Exercise objective
Search the entries below for "Cube". Report each line where it occurs.

+++ Excerpted data

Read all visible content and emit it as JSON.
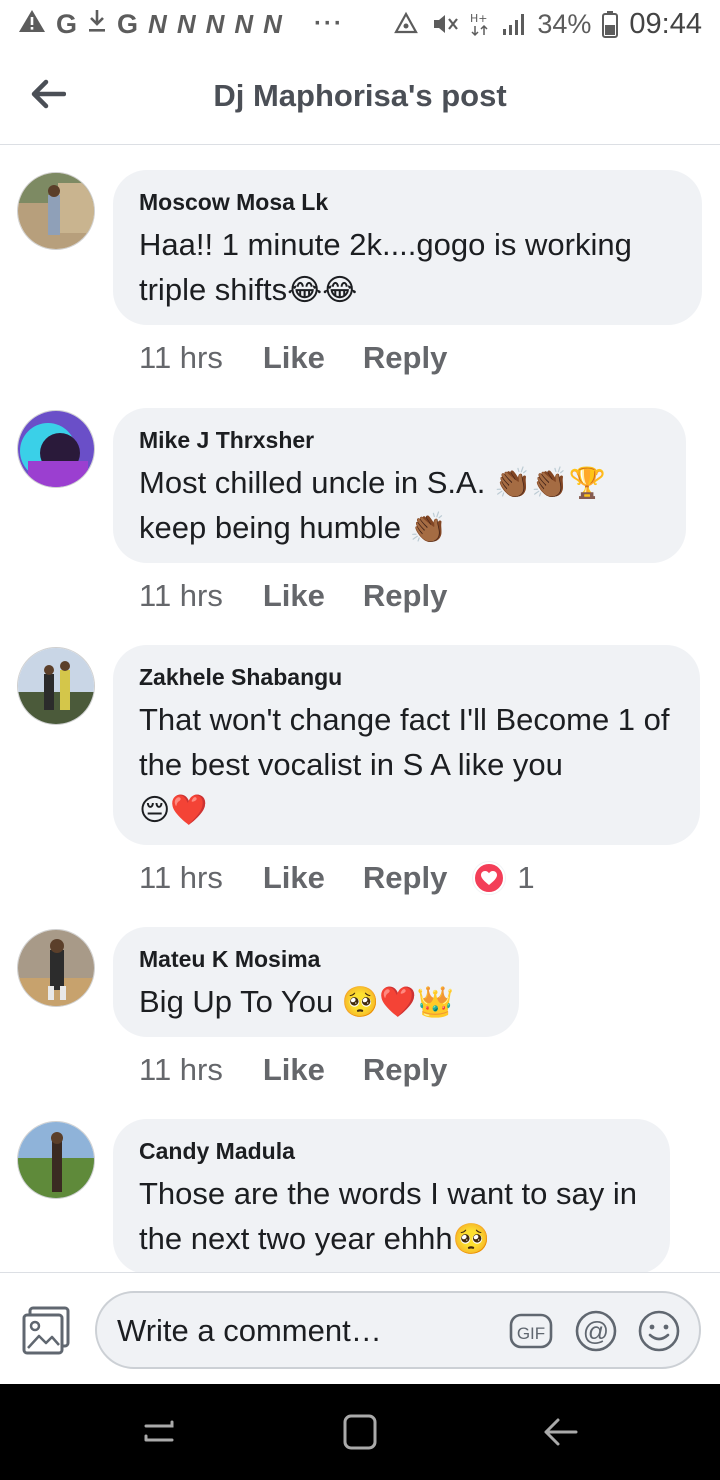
{
  "status_bar": {
    "left_glyphs": [
      "A",
      "G",
      "G"
    ],
    "n_icons": [
      "N",
      "N",
      "N",
      "N",
      "N"
    ],
    "dots": "···",
    "battery_pct": "34%",
    "time": "09:44"
  },
  "header": {
    "title": "Dj Maphorisa's post"
  },
  "comments": [
    {
      "name": "Moscow Mosa Lk",
      "text": "Haa!! 1 minute 2k....gogo is working triple shifts",
      "emoji": "😂😂",
      "time": "11 hrs",
      "like": "Like",
      "reply": "Reply"
    },
    {
      "name": "Mike J Thrxsher",
      "text1": "Most chilled uncle in S.A. ",
      "emoji1": "👏🏾👏🏾🏆",
      "text2": "keep being humble ",
      "emoji2": "👏🏾",
      "time": "11 hrs",
      "like": "Like",
      "reply": "Reply"
    },
    {
      "name": "Zakhele Shabangu",
      "text": "That won't change fact I'll Become 1 of the best vocalist in S A like you",
      "emoji": "😔❤️",
      "time": "11 hrs",
      "like": "Like",
      "reply": "Reply",
      "reaction_count": "1"
    },
    {
      "name": "Mateu K Mosima",
      "text": "Big Up To You ",
      "emoji": "🥺❤️👑",
      "time": "11 hrs",
      "like": "Like",
      "reply": "Reply"
    },
    {
      "name": "Candy Madula",
      "text": "Those are the words I want to say in the next two year ehhh",
      "emoji": "🥺"
    }
  ],
  "composer": {
    "placeholder": "Write a comment…",
    "gif_label": "GIF",
    "at_label": "@"
  },
  "colors": {
    "bubble": "#f0f2f5",
    "action_text": "#65676b",
    "heart": "#f33e58",
    "nav_bg": "#000000"
  },
  "icons": [
    "back-arrow-icon",
    "photo-icon",
    "gif-icon",
    "mention-icon",
    "smiley-icon",
    "recent-apps-icon",
    "home-icon",
    "back-icon",
    "heart-icon"
  ]
}
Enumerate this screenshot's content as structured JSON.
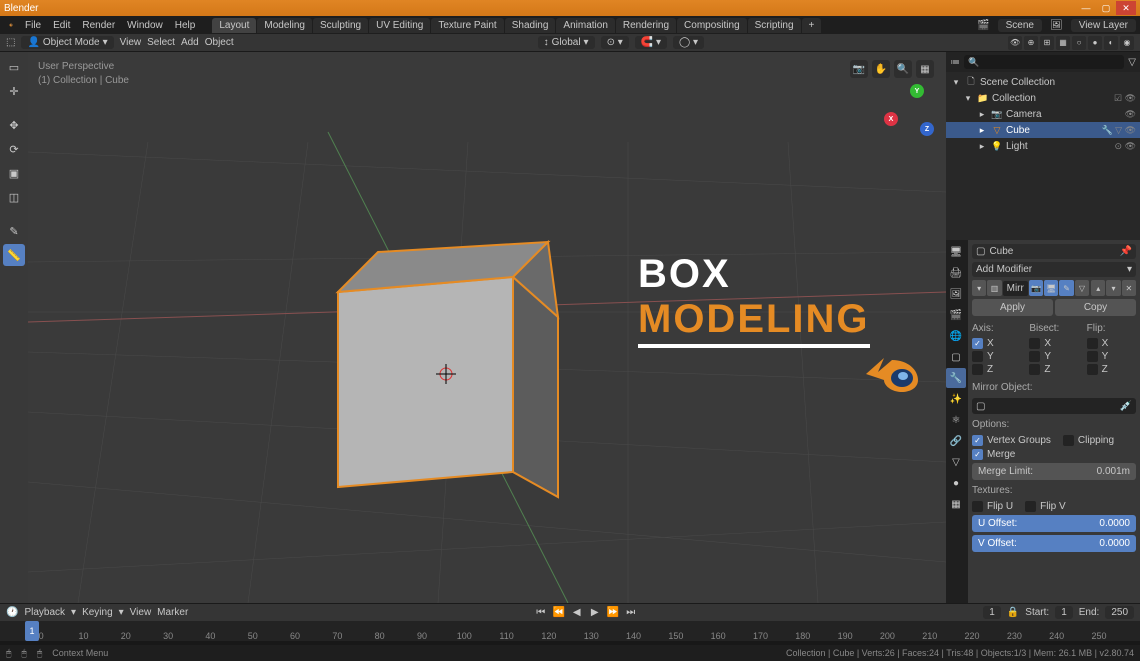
{
  "app": {
    "title": "Blender"
  },
  "menu": {
    "file": "File",
    "edit": "Edit",
    "render": "Render",
    "window": "Window",
    "help": "Help"
  },
  "workspaces": [
    "Layout",
    "Modeling",
    "Sculpting",
    "UV Editing",
    "Texture Paint",
    "Shading",
    "Animation",
    "Rendering",
    "Compositing",
    "Scripting"
  ],
  "scene_pill": "Scene",
  "viewlayer_pill": "View Layer",
  "header": {
    "mode": "Object Mode",
    "view": "View",
    "select": "Select",
    "add": "Add",
    "object": "Object",
    "orientation": "Global"
  },
  "hud": {
    "line1": "User Perspective",
    "line2": "(1) Collection | Cube"
  },
  "overlay": {
    "l1": "BOX",
    "l2": "MODELING"
  },
  "outliner": {
    "scene_collection": "Scene Collection",
    "collection": "Collection",
    "camera": "Camera",
    "cube": "Cube",
    "light": "Light"
  },
  "props": {
    "obj_name": "Cube",
    "add_modifier": "Add Modifier",
    "mod_name": "Mirr",
    "apply": "Apply",
    "copy": "Copy",
    "axis": "Axis:",
    "bisect": "Bisect:",
    "flip": "Flip:",
    "x": "X",
    "y": "Y",
    "z": "Z",
    "mirror_object": "Mirror Object:",
    "options": "Options:",
    "vertex_groups": "Vertex Groups",
    "clipping": "Clipping",
    "merge": "Merge",
    "merge_limit": "Merge Limit:",
    "merge_val": "0.001m",
    "textures": "Textures:",
    "flip_u": "Flip U",
    "flip_v": "Flip V",
    "u_offset": "U Offset:",
    "v_offset": "V Offset:",
    "uv_val": "0.0000"
  },
  "timeline": {
    "playback": "Playback",
    "keying": "Keying",
    "view": "View",
    "marker": "Marker",
    "cur": "1",
    "start_l": "Start:",
    "start": "1",
    "end_l": "End:",
    "end": "250",
    "ticks": [
      "0",
      "10",
      "20",
      "30",
      "40",
      "50",
      "60",
      "70",
      "80",
      "90",
      "100",
      "110",
      "120",
      "130",
      "140",
      "150",
      "160",
      "170",
      "180",
      "190",
      "200",
      "210",
      "220",
      "230",
      "240",
      "250"
    ]
  },
  "status": {
    "context": "Context Menu",
    "info": "Collection | Cube | Verts:26 | Faces:24 | Tris:48 | Objects:1/3 | Mem: 26.1 MB | v2.80.74"
  }
}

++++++

Solution
    "line2": "(1) Collection | Cube"
    "cube": "Cube",
    "obj_name": "Cube",
    "info": "Collection | Cube | Verts:26 | Faces:24 | Tris:48 | Objects:1/3 | Mem: 26.1 MB | v2.80.74"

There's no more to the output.